United Church minister sees some hope for the homeless



Daniel Bogert-O’Brien has a newspaper clipping tacked to his office door at the United Church of Squamish. The story is about folk musician and political activist Pete Seeger, who, in O’Brien’s eyes, was one of the social justice movement’s founding fathers, a man of spiritual verve and moral tenacity. In a very real way, Seeger was O’Brien’s catalyst. Footage of his 1963 concert We Shall Overcome triggered a spiritual reflex in the outspoken minister and advocate for the homeless.

“I was really struck by what I call the spiritual element of his concerts,” says O’Brien, his eyes casting about one of the few overstuffed bookshelves that help characterize his downtown office. “It was all about social justice, and yet it’s just spiritual stuff, just a power that works in human community, for the well-being of human community.”

Human community is something O’Brien spends a lot of time worrying about. In his position as minister, he regularly deals with Squamish’s homeless population, and he sits on the district’s social planning council, a body committed to tooling solutions for those people left behind in these prosperous times. He also sits on a branch of the Helping Hands Society, the organization that runs Squamish’s drop-in centre and emergency shelter.

“It’s pretty bad news in Squamish,” he says. “It’s a difficult group. Some are very hard to house because they have multiple issues, mental health and drug issues. We need to see these as problems. And some of those problems are on the edge of legality because they don’t buy drugs from a guy in a pharmacy — they get them from a guy in a jean jacket in a crack house.”
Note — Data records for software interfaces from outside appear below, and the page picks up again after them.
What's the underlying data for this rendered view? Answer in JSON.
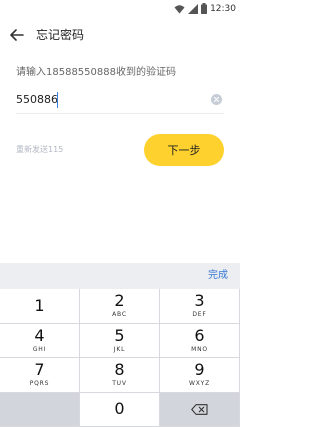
{
  "status_bar": {
    "time": "12:30",
    "icons": [
      "wifi-icon",
      "signal-icon",
      "battery-icon"
    ]
  },
  "header": {
    "title": "忘记密码",
    "back_icon": "arrow-left-icon"
  },
  "form": {
    "hint": "请输入18588550888收到的验证码",
    "code_value": "550886",
    "resend_label": "重新发送115",
    "next_label": "下一步",
    "clear_icon": "clear-icon"
  },
  "keyboard": {
    "done_label": "完成",
    "keys": [
      {
        "num": "1",
        "letters": ""
      },
      {
        "num": "2",
        "letters": "ABC"
      },
      {
        "num": "3",
        "letters": "DEF"
      },
      {
        "num": "4",
        "letters": "GHI"
      },
      {
        "num": "5",
        "letters": "JKL"
      },
      {
        "num": "6",
        "letters": "MNO"
      },
      {
        "num": "7",
        "letters": "PQRS"
      },
      {
        "num": "8",
        "letters": "TUV"
      },
      {
        "num": "9",
        "letters": "WXYZ"
      },
      {
        "num": "0",
        "letters": ""
      }
    ],
    "backspace_icon": "backspace-icon"
  },
  "colors": {
    "accent": "#ffd12e",
    "link": "#3478d4",
    "muted": "#b2b8c2"
  }
}
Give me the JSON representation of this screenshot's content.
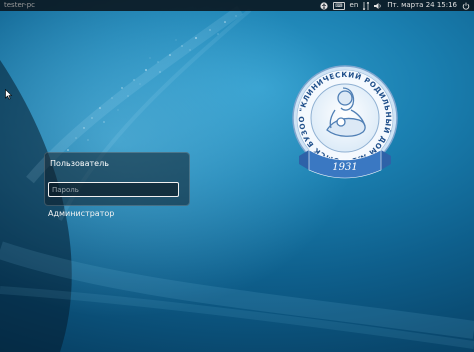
{
  "topbar": {
    "hostname": "tester-pc",
    "keyboard_layout": "en",
    "datetime": "Пт. марта 24  15:16",
    "icons": [
      "accessibility-icon",
      "keyboard-icon",
      "network-icon",
      "volume-icon",
      "power-icon"
    ]
  },
  "login": {
    "selected_user": "Пользователь",
    "password_placeholder": "Пароль",
    "password_value": "",
    "other_user": "Администратор"
  },
  "logo": {
    "inscription": "ОМСК БУЗОО \"КЛИНИЧЕСКИЙ РОДИЛЬНЫЙ ДОМ №1\"",
    "year": "1931",
    "colors": {
      "ring": "#b8d4ee",
      "ribbon": "#3a78c2",
      "text": "#ffffff"
    }
  },
  "colors": {
    "panel_bg": "rgba(15,30,40,0.55)",
    "wallpaper_center": "#2f9ccc",
    "wallpaper_edge": "#063a5c"
  }
}
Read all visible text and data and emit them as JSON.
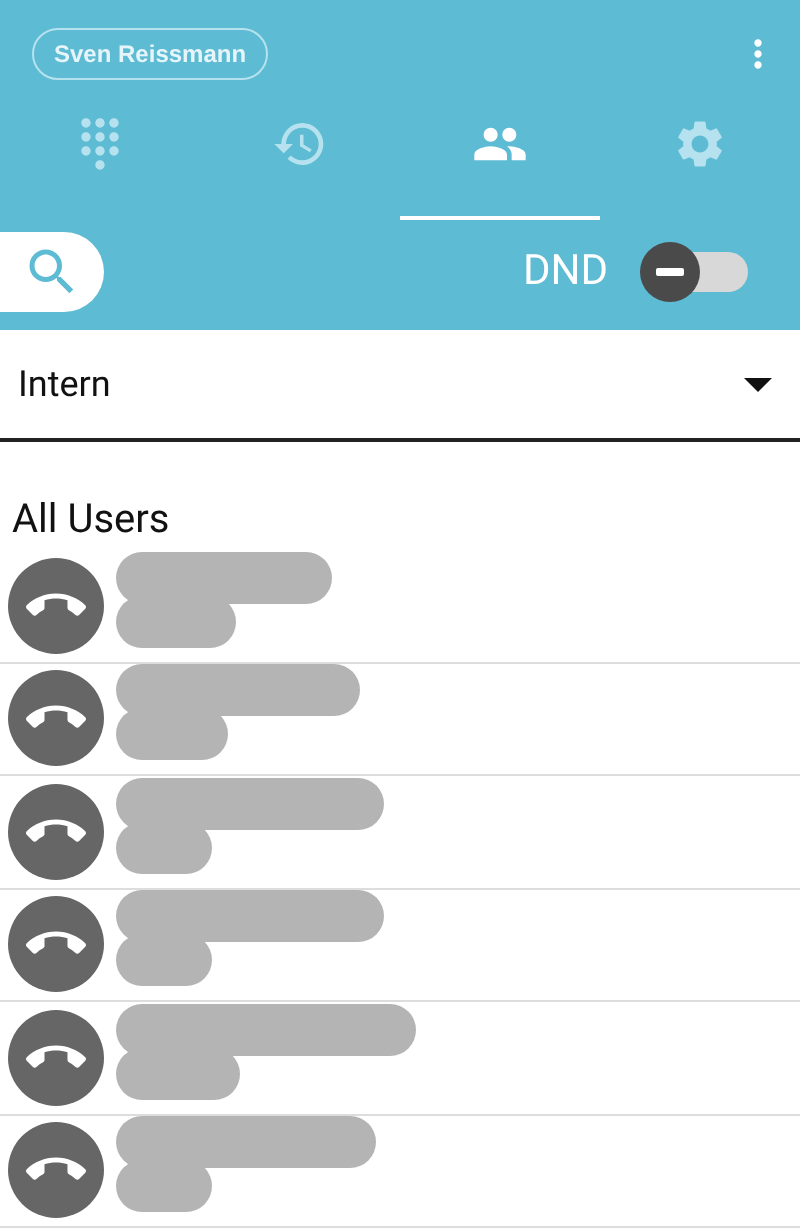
{
  "header": {
    "user": "Sven Reissmann"
  },
  "tabs": [
    {
      "kind": "dialpad",
      "selected": false
    },
    {
      "kind": "history",
      "selected": false
    },
    {
      "kind": "contacts",
      "selected": true
    },
    {
      "kind": "settings",
      "selected": false
    }
  ],
  "dnd": {
    "label": "DND",
    "on": false
  },
  "group_select": {
    "value": "Intern"
  },
  "section": "All Users",
  "users": [
    {
      "kind": "offline"
    },
    {
      "kind": "offline"
    },
    {
      "kind": "offline"
    },
    {
      "kind": "offline"
    },
    {
      "kind": "offline"
    },
    {
      "kind": "offline"
    }
  ]
}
Sitting in O’Brien’s office, it’s easy to see why local homeless might seek him out. And that they do; there’s even a man who sometimes sleeps outside his office window.
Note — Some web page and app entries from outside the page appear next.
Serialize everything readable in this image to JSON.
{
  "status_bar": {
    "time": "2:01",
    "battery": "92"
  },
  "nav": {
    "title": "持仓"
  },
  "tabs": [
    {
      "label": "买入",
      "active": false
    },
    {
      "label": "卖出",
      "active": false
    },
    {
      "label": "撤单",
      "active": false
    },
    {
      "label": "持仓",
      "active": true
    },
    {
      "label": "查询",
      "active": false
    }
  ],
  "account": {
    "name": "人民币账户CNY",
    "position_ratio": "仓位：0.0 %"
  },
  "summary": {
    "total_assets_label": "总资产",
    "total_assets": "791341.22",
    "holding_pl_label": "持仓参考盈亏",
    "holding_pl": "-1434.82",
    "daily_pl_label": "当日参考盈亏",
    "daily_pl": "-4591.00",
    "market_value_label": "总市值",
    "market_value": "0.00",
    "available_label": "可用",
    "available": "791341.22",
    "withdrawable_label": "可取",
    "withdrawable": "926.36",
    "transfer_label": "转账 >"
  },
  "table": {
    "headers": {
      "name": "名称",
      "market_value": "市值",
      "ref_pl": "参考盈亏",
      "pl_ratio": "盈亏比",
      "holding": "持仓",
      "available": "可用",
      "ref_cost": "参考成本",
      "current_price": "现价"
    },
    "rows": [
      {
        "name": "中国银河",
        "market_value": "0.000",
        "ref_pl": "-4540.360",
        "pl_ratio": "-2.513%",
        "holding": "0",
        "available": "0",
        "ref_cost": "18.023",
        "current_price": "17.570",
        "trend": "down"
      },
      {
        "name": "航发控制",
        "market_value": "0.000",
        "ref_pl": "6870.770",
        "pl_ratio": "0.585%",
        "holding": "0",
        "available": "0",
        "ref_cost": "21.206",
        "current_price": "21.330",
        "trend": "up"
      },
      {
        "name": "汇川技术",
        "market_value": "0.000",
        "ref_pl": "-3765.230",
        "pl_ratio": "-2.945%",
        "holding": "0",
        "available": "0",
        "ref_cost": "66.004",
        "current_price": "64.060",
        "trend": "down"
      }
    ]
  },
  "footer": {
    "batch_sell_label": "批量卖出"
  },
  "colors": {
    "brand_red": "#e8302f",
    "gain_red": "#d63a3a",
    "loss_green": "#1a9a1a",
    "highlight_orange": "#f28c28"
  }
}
Maybe it’s the minister himself. With a thick head of hair and a full beard, glasses stuck on the edge of his nose and lanky body relaxed and reclined, he’s very much a compelling figure, someone you want to listen to. Even his office puts you at ease, with his banjo resting in a chair as a candle flickers next to some prayer books, a clock ticking quietly beneath the conversation.

The whole effect stems from his past. Even before seeing We Shall Overcome , O’Brien’s mind was inclined towards social justice. The Great War traumatized one of his grandfathers, while the other was the first caretaker of Burnaby’s Central Park.